First, I called ahead of time to reserve our spot. I was told that it was going to be a lighter class than the previous day, which made me happy (who wants a crowd?). Second, there were six people in attendance so there was plenty of space for viewing. Third, I actually learned a lot. And I needed to learn a lot.
So the technique class was really helpful. And if you didn’t have a chance to attend, let me share a few tips and tricks:
1. Consider brining your turkey. It keeps the meat moist and flavorful. You can either do a wet or dry brine. We ending up purchasing the apple & spices turkey wet brine mix and plan on mixing with apple juice. Eventually you will rinse the brine off before flavoring your turkey.
2. Next, flavor your turkey. Use oil, flavored butters or paste by rubbing on and under the skin of the turkey. We usually use olive oil and mix with herbs. This year we will be using the turkey seasoning paste.
3. Tuck the legs under the skin and tie with twine. Fill the cavity with onions, apples, carrots, apples, celery, garlic, or orange slices. Bring on the aromatics!
4. Roasting time. Start off with a hot oven – 375 or 400 degrees for 30 minutes, then lower the degrees to 325 or 350 degrees. You know it is done when a thermometer in the breast registers 165 degrees and 175 degrees in the leg/drumstick. We purchased an All-Clad oven-probe thermometer that has a cord that you can run from the oven to your countertop.
5. Don’t forget to keep the turkey off the bottom of your roasting pans. You’ll want a flat bottomed pan so you can deglaze the drippings over the burner. LouAnn mentioned that adding wine t o help deglaze would be delicious and I concur. We are planning to do just that this year.
6. Let your bird rest. Wait 20-30 minutes before you carve to ensure that all the juices are reabsorbed back into the meat. Carve in this order: legs, thighs, breast. And once you place on a pretty platter, add a little greenery! Parsley or rosemary and perhaps even grapes! Make it a nice presentation.

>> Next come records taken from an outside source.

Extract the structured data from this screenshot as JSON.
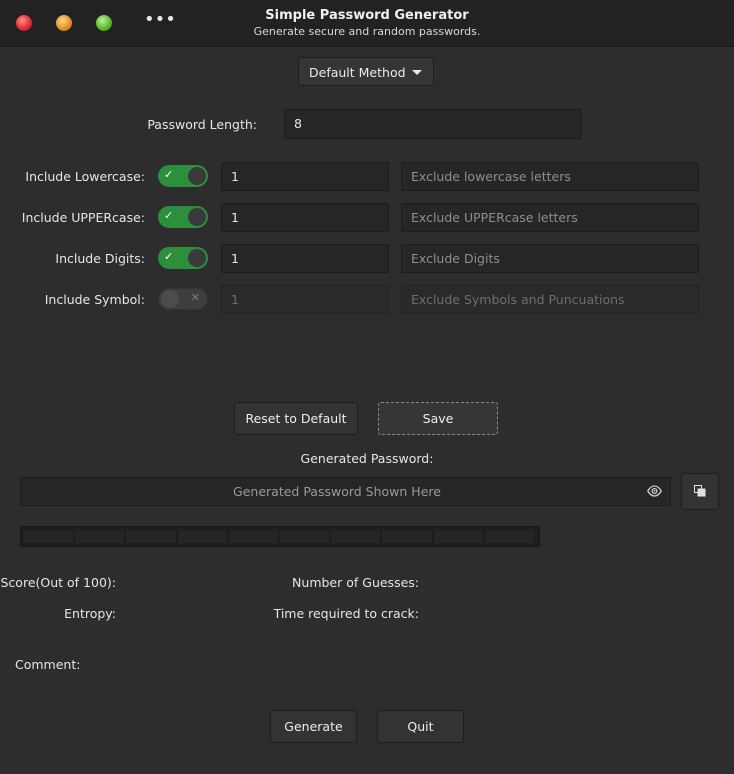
{
  "window": {
    "title": "Simple Password Generator",
    "subtitle": "Generate secure and random passwords.",
    "menu_icon": "more-horizontal-icon"
  },
  "method": {
    "selected": "Default Method"
  },
  "length": {
    "label": "Password Length:",
    "value": "8"
  },
  "options": [
    {
      "label": "Include Lowercase:",
      "enabled": true,
      "count": "1",
      "exclude_placeholder": "Exclude lowercase letters"
    },
    {
      "label": "Include UPPERcase:",
      "enabled": true,
      "count": "1",
      "exclude_placeholder": "Exclude UPPERcase letters"
    },
    {
      "label": "Include Digits:",
      "enabled": true,
      "count": "1",
      "exclude_placeholder": "Exclude Digits"
    },
    {
      "label": "Include Symbol:",
      "enabled": false,
      "count": "1",
      "exclude_placeholder": "Exclude Symbols and Puncuations"
    }
  ],
  "actions": {
    "reset": "Reset to Default",
    "save": "Save"
  },
  "generated": {
    "label": "Generated Password:",
    "placeholder": "Generated Password Shown Here",
    "strength_level": 0
  },
  "stats": {
    "score_label": "Score(Out of 100):",
    "entropy_label": "Entropy:",
    "guesses_label": "Number of Guesses:",
    "crack_time_label": "Time required to crack:",
    "comment_label": "Comment:"
  },
  "footer": {
    "generate": "Generate",
    "quit": "Quit"
  },
  "colors": {
    "switch_on": "#2c8f3c",
    "background": "#2d2d2d",
    "titlebar": "#222222"
  }
}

7. Save your carcass! It is perfect for making stock. I have to admit that I have never done this before with the Thanksgiving turkey… this year I will!
Happy Thanksgiving! Don’t forget to order you fresh turkey!